(Problem details) Please retype all the data below exactly, line for line.

#####

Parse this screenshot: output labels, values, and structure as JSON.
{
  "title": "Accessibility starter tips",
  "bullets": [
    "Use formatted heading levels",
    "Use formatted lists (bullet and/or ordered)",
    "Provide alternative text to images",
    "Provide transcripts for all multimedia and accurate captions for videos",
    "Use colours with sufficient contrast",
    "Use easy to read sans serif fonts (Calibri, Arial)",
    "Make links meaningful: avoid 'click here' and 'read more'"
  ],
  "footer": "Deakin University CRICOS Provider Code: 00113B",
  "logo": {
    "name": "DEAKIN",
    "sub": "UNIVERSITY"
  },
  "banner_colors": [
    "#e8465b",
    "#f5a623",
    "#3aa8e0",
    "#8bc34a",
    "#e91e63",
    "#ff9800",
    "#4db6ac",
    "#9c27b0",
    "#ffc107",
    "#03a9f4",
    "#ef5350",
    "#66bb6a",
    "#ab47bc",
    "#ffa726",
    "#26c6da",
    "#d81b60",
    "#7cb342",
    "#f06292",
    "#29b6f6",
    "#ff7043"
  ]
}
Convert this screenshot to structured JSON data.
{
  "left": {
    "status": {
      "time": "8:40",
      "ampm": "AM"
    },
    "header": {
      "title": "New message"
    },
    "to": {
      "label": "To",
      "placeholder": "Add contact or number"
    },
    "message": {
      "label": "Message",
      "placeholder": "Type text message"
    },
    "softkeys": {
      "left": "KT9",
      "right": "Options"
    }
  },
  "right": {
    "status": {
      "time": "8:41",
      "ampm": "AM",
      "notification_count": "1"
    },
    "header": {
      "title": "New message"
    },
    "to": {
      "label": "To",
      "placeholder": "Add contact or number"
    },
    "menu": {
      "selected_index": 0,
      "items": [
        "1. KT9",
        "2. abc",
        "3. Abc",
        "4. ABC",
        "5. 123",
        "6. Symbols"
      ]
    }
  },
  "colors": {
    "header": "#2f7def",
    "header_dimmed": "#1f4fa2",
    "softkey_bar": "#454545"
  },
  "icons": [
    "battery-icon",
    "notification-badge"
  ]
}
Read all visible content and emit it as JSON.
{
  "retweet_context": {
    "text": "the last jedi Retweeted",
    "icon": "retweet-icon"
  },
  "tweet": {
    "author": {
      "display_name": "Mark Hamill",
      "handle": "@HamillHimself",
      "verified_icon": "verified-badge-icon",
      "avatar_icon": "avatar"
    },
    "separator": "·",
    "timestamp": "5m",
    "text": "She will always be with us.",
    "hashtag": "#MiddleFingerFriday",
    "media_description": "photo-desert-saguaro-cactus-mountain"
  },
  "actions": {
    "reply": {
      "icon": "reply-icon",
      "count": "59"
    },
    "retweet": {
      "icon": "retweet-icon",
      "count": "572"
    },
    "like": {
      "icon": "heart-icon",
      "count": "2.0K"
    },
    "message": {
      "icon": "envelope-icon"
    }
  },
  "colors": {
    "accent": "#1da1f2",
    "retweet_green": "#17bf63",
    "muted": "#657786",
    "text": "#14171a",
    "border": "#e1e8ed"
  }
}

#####

(Task solution)
Parse this screenshot: output labels, values, and structure as JSON.
{
  "title": "Accessibility starter tips",
  "bullets": [
    "Use formatted heading levels",
    "Use formatted lists (bullet and/or ordered)",
    "Provide alternative text to images",
    "Provide transcripts for all multimedia and accurate captions for videos",
    "Use colours with sufficient contrast",
    "Use easy to read sans serif fonts (Calibri, Arial)",
    "Make links meaningful: avoid 'click here' and 'read more'"
  ],
  "footer": "Deakin University CRICOS Provider Code: 00113B",
  "logo": {
    "name": "DEAKIN",
    "sub": "UNIVERSITY"
  },
  "banner_colors": [
    "#e8465b",
    "#f5a623",
    "#3aa8e0",
    "#8bc34a",
    "#e91e63",
    "#ff9800",
    "#4db6ac",
    "#9c27b0",
    "#ffc107",
    "#03a9f4",
    "#ef5350",
    "#66bb6a",
    "#ab47bc",
    "#ffa726",
    "#26c6da",
    "#d81b60",
    "#7cb342",
    "#f06292",
    "#29b6f6",
    "#ff7043"
  ]
}
Convert this screenshot to structured JSON data.
{
  "left": {
    "status": {
      "time": "8:40",
      "ampm": "AM"
    },
    "header": {
      "title": "New message"
    },
    "to": {
      "label": "To",
      "placeholder": "Add contact or number"
    },
    "message": {
      "label": "Message",
      "placeholder": "Type text message"
    },
    "softkeys": {
      "left": "KT9",
      "right": "Options"
    }
  },
  "right": {
    "status": {
      "time": "8:41",
      "ampm": "AM",
      "notification_count": "1"
    },
    "header": {
      "title": "New message"
    },
    "to": {
      "label": "To",
      "placeholder": "Add contact or number"
    },
    "menu": {
      "selected_index": 0,
      "items": [
        "1. KT9",
        "2. abc",
        "3. Abc",
        "4. ABC",
        "5. 123",
        "6. Symbols"
      ]
    }
  },
  "colors": {
    "header": "#2f7def",
    "header_dimmed": "#1f4fa2",
    "softkey_bar": "#454545"
  },
  "icons": [
    "battery-icon",
    "notification-badge"
  ]
}
Read all visible content and emit it as JSON.
{
  "retweet_context": {
    "text": "the last jedi Retweeted",
    "icon": "retweet-icon"
  },
  "tweet": {
    "author": {
      "display_name": "Mark Hamill",
      "handle": "@HamillHimself",
      "verified_icon": "verified-badge-icon",
      "avatar_icon": "avatar"
    },
    "separator": "·",
    "timestamp": "5m",
    "text": "She will always be with us.",
    "hashtag": "#MiddleFingerFriday",
    "media_description": "photo-desert-saguaro-cactus-mountain"
  },
  "actions": {
    "reply": {
      "icon": "reply-icon",
      "count": "59"
    },
    "retweet": {
      "icon": "retweet-icon",
      "count": "572"
    },
    "like": {
      "icon": "heart-icon",
      "count": "2.0K"
    },
    "message": {
      "icon": "envelope-icon"
    }
  },
  "colors": {
    "accent": "#1da1f2",
    "retweet_green": "#17bf63",
    "muted": "#657786",
    "text": "#14171a",
    "border": "#e1e8ed"
  }
}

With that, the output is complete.